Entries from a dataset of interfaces
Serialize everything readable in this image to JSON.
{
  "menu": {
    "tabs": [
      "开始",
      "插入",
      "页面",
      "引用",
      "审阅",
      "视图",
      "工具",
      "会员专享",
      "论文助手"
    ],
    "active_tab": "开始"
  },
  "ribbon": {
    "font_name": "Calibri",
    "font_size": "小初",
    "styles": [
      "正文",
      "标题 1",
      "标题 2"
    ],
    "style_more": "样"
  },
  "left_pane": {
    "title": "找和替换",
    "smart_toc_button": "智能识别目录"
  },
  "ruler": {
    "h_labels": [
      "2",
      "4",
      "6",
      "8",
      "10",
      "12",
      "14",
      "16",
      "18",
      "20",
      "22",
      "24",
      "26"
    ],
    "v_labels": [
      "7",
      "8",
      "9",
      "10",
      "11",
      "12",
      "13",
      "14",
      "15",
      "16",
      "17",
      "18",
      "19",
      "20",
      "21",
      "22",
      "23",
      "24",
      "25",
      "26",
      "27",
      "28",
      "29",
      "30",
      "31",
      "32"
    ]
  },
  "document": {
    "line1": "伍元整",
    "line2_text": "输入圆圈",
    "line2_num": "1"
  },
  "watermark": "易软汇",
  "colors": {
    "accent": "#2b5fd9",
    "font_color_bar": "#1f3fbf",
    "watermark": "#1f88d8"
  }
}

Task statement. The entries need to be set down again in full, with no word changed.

Response area.
Serialize everything readable in this image to JSON.
{
  "menu": {
    "tabs": [
      "开始",
      "插入",
      "页面",
      "引用",
      "审阅",
      "视图",
      "工具",
      "会员专享",
      "论文助手"
    ],
    "active_tab": "开始"
  },
  "ribbon": {
    "font_name": "Calibri",
    "font_size": "小初",
    "styles": [
      "正文",
      "标题 1",
      "标题 2"
    ],
    "style_more": "样"
  },
  "left_pane": {
    "title": "找和替换",
    "smart_toc_button": "智能识别目录"
  },
  "ruler": {
    "h_labels": [
      "2",
      "4",
      "6",
      "8",
      "10",
      "12",
      "14",
      "16",
      "18",
      "20",
      "22",
      "24",
      "26"
    ],
    "v_labels": [
      "7",
      "8",
      "9",
      "10",
      "11",
      "12",
      "13",
      "14",
      "15",
      "16",
      "17",
      "18",
      "19",
      "20",
      "21",
      "22",
      "23",
      "24",
      "25",
      "26",
      "27",
      "28",
      "29",
      "30",
      "31",
      "32"
    ]
  },
  "document": {
    "line1": "伍元整",
    "line2_text": "输入圆圈",
    "line2_num": "1"
  },
  "watermark": "易软汇",
  "colors": {
    "accent": "#2b5fd9",
    "font_color_bar": "#1f3fbf",
    "watermark": "#1f88d8"
  }
}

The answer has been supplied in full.